You can't, and shouldn't, directly look in the database with Selenium IDE. You can, and should, indirectly test that the transaction happened.
When you use Selenium, or any other browser controlling or simulating testing tool, you're testing your app from the user's point of view (writing a 'functional' or 'acceptance' test). Users don't know what's in the database -- they just know what they see on the screen.

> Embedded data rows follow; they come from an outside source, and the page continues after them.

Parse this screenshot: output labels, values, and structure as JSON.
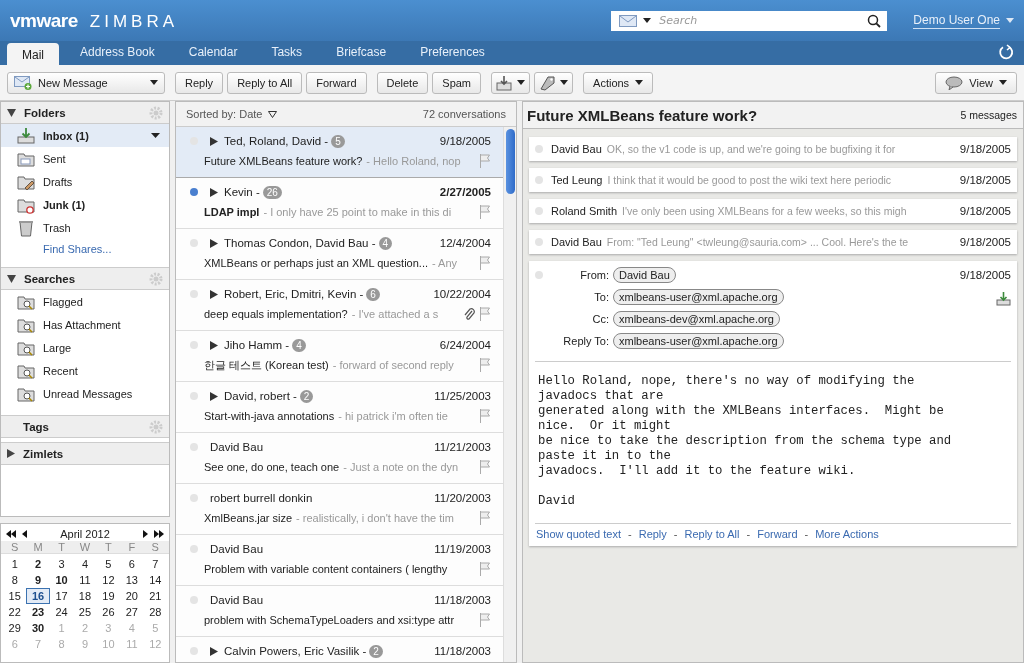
{
  "header": {
    "logo_brand": "vmware",
    "logo_product": "ZIMBRA",
    "search": {
      "placeholder": "Search"
    },
    "user": "Demo User One"
  },
  "tabs": [
    {
      "label": "Mail",
      "selected": true
    },
    {
      "label": "Address Book",
      "selected": false
    },
    {
      "label": "Calendar",
      "selected": false
    },
    {
      "label": "Tasks",
      "selected": false
    },
    {
      "label": "Briefcase",
      "selected": false
    },
    {
      "label": "Preferences",
      "selected": false
    }
  ],
  "toolbar": {
    "new_message": "New Message",
    "buttons": [
      "Reply",
      "Reply to All",
      "Forward",
      "Delete",
      "Spam"
    ],
    "actions": "Actions",
    "view": "View"
  },
  "sidebar": {
    "folders_title": "Folders",
    "folders": [
      {
        "name": "Inbox (1)",
        "kind": "inbox",
        "bold": true,
        "selected": true
      },
      {
        "name": "Sent",
        "kind": "sent",
        "bold": false,
        "selected": false
      },
      {
        "name": "Drafts",
        "kind": "drafts",
        "bold": false,
        "selected": false
      },
      {
        "name": "Junk (1)",
        "kind": "junk",
        "bold": true,
        "selected": false
      },
      {
        "name": "Trash",
        "kind": "trash",
        "bold": false,
        "selected": false
      }
    ],
    "find_shares": "Find Shares...",
    "searches_title": "Searches",
    "searches": [
      "Flagged",
      "Has Attachment",
      "Large",
      "Recent",
      "Unread Messages"
    ],
    "tags_title": "Tags",
    "zimlets_title": "Zimlets"
  },
  "calendar": {
    "month": "April 2012",
    "weekdays": [
      "S",
      "M",
      "T",
      "W",
      "T",
      "F",
      "S"
    ],
    "days": [
      {
        "day": "1",
        "bold": false,
        "outside": false,
        "selected": false
      },
      {
        "day": "2",
        "bold": true,
        "outside": false,
        "selected": false
      },
      {
        "day": "3",
        "bold": false,
        "outside": false,
        "selected": false
      },
      {
        "day": "4",
        "bold": false,
        "outside": false,
        "selected": false
      },
      {
        "day": "5",
        "bold": false,
        "outside": false,
        "selected": false
      },
      {
        "day": "6",
        "bold": false,
        "outside": false,
        "selected": false
      },
      {
        "day": "7",
        "bold": false,
        "outside": false,
        "selected": false
      },
      {
        "day": "8",
        "bold": false,
        "outside": false,
        "selected": false
      },
      {
        "day": "9",
        "bold": true,
        "outside": false,
        "selected": false
      },
      {
        "day": "10",
        "bold": true,
        "outside": false,
        "selected": false
      },
      {
        "day": "11",
        "bold": false,
        "outside": false,
        "selected": false
      },
      {
        "day": "12",
        "bold": false,
        "outside": false,
        "selected": false
      },
      {
        "day": "13",
        "bold": false,
        "outside": false,
        "selected": false
      },
      {
        "day": "14",
        "bold": false,
        "outside": false,
        "selected": false
      },
      {
        "day": "15",
        "bold": false,
        "outside": false,
        "selected": false
      },
      {
        "day": "16",
        "bold": true,
        "outside": false,
        "selected": true
      },
      {
        "day": "17",
        "bold": false,
        "outside": false,
        "selected": false
      },
      {
        "day": "18",
        "bold": false,
        "outside": false,
        "selected": false
      },
      {
        "day": "19",
        "bold": false,
        "outside": false,
        "selected": false
      },
      {
        "day": "20",
        "bold": false,
        "outside": false,
        "selected": false
      },
      {
        "day": "21",
        "bold": false,
        "outside": false,
        "selected": false
      },
      {
        "day": "22",
        "bold": false,
        "outside": false,
        "selected": false
      },
      {
        "day": "23",
        "bold": true,
        "outside": false,
        "selected": false
      },
      {
        "day": "24",
        "bold": false,
        "outside": false,
        "selected": false
      },
      {
        "day": "25",
        "bold": false,
        "outside": false,
        "selected": false
      },
      {
        "day": "26",
        "bold": false,
        "outside": false,
        "selected": false
      },
      {
        "day": "27",
        "bold": false,
        "outside": false,
        "selected": false
      },
      {
        "day": "28",
        "bold": false,
        "outside": false,
        "selected": false
      },
      {
        "day": "29",
        "bold": false,
        "outside": false,
        "selected": false
      },
      {
        "day": "30",
        "bold": true,
        "outside": false,
        "selected": false
      },
      {
        "day": "1",
        "bold": false,
        "outside": true,
        "selected": false
      },
      {
        "day": "2",
        "bold": false,
        "outside": true,
        "selected": false
      },
      {
        "day": "3",
        "bold": false,
        "outside": true,
        "selected": false
      },
      {
        "day": "4",
        "bold": false,
        "outside": true,
        "selected": false
      },
      {
        "day": "5",
        "bold": false,
        "outside": true,
        "selected": false
      },
      {
        "day": "6",
        "bold": false,
        "outside": true,
        "selected": false
      },
      {
        "day": "7",
        "bold": false,
        "outside": true,
        "selected": false
      },
      {
        "day": "8",
        "bold": false,
        "outside": true,
        "selected": false
      },
      {
        "day": "9",
        "bold": false,
        "outside": true,
        "selected": false
      },
      {
        "day": "10",
        "bold": false,
        "outside": true,
        "selected": false
      },
      {
        "day": "11",
        "bold": false,
        "outside": true,
        "selected": false
      },
      {
        "day": "12",
        "bold": false,
        "outside": true,
        "selected": false
      }
    ]
  },
  "list": {
    "sorted_by": "Sorted by: Date",
    "count": "72 conversations",
    "rows": [
      {
        "sender": "Ted, Roland, David -",
        "count": "5",
        "expandable": true,
        "date": "9/18/2005",
        "subject": "Future XMLBeans feature work?",
        "snippet": "- Hello Roland, nop",
        "unread": false,
        "selected": true,
        "attachment": false
      },
      {
        "sender": "Kevin -",
        "count": "26",
        "expandable": true,
        "date": "2/27/2005",
        "subject": "LDAP impl",
        "snippet": "- I only have 25 point to make in this di",
        "unread": true,
        "selected": false,
        "attachment": false
      },
      {
        "sender": "Thomas Condon, David Bau -",
        "count": "4",
        "expandable": true,
        "date": "12/4/2004",
        "subject": "XMLBeans or perhaps just an XML question...",
        "snippet": "- Any",
        "unread": false,
        "selected": false,
        "attachment": false
      },
      {
        "sender": "Robert, Eric, Dmitri, Kevin -",
        "count": "6",
        "expandable": true,
        "date": "10/22/2004",
        "subject": "deep equals implementation?",
        "snippet": "- I've attached a s",
        "unread": false,
        "selected": false,
        "attachment": true
      },
      {
        "sender": "Jiho Hamm -",
        "count": "4",
        "expandable": true,
        "date": "6/24/2004",
        "subject": "한글 테스트 (Korean test)",
        "snippet": "- forward of second reply",
        "unread": false,
        "selected": false,
        "attachment": false
      },
      {
        "sender": "David, robert -",
        "count": "2",
        "expandable": true,
        "date": "11/25/2003",
        "subject": "Start-with-java annotations",
        "snippet": "- hi patrick i'm often tie",
        "unread": false,
        "selected": false,
        "attachment": false
      },
      {
        "sender": "David Bau",
        "expandable": false,
        "date": "11/21/2003",
        "subject": "See one, do one, teach one",
        "snippet": "- Just a note on the dyn",
        "unread": false,
        "selected": false,
        "attachment": false
      },
      {
        "sender": "robert burrell donkin",
        "expandable": false,
        "date": "11/20/2003",
        "subject": "XmlBeans.jar size",
        "snippet": "- realistically, i don't have the tim",
        "unread": false,
        "selected": false,
        "attachment": false
      },
      {
        "sender": "David Bau",
        "expandable": false,
        "date": "11/19/2003",
        "subject": "Problem with variable content containers ( lengthy",
        "snippet": "",
        "unread": false,
        "selected": false,
        "attachment": false
      },
      {
        "sender": "David Bau",
        "expandable": false,
        "date": "11/18/2003",
        "subject": "problem with SchemaTypeLoaders and xsi:type attr",
        "snippet": "",
        "unread": false,
        "selected": false,
        "attachment": false
      },
      {
        "sender": "Calvin Powers, Eric Vasilik -",
        "count": "2",
        "expandable": true,
        "date": "11/18/2003",
        "unread": false,
        "selected": false,
        "attachment": false
      }
    ]
  },
  "reader": {
    "subject": "Future XMLBeans feature work?",
    "count": "5 messages",
    "collapsed": [
      {
        "sender": "David Bau",
        "snippet": "OK, so the v1 code is up, and we're going to be bugfixing it for",
        "date": "9/18/2005"
      },
      {
        "sender": "Ted Leung",
        "snippet": "I think that it would be good to post the wiki text here periodic",
        "date": "9/18/2005"
      },
      {
        "sender": "Roland Smith",
        "snippet": "I've only been using XMLBeans for a few weeks, so this migh",
        "date": "9/18/2005"
      },
      {
        "sender": "David Bau",
        "snippet": "From: \"Ted Leung\" <twleung@sauria.com> ... Cool. Here's the te",
        "date": "9/18/2005"
      }
    ],
    "message": {
      "date": "9/18/2005",
      "fields": [
        {
          "label": "From:",
          "value": "David Bau"
        },
        {
          "label": "To:",
          "value": "xmlbeans-user@xml.apache.org"
        },
        {
          "label": "Cc:",
          "value": "xmlbeans-dev@xml.apache.org"
        },
        {
          "label": "Reply To:",
          "value": "xmlbeans-user@xml.apache.org"
        }
      ],
      "body": "Hello Roland, nope, there's no way of modifying the\njavadocs that are\ngenerated along with the XMLBeans interfaces.  Might be\nnice.  Or it might\nbe nice to take the description from the schema type and\npaste it in to the\njavadocs.  I'll add it to the feature wiki.\n\nDavid",
      "actions": [
        "Show quoted text",
        "Reply",
        "Reply to All",
        "Forward",
        "More Actions"
      ],
      "separator": "-"
    }
  }
}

So if doing something in your web app changes something on some page of your web app that a user can see, go there in Selenium and test that.
This is the right thing to do even if your testing tool does have a way to look in the database.
If your app writes some kind of information to the database that is never shown to any user, such as auditing information, the only way to test that with Selenium IDE is to add a page (appropriately authenticated!) to your web app so that Selenium IDE can see it. If you aren't able to do that, you need a testing tool that can look in the database.
RSpec and Cucumber, with the Capybara Ruby gem, are examples of testing tools that can both test an application through its user interface and also look in (and even change) the database.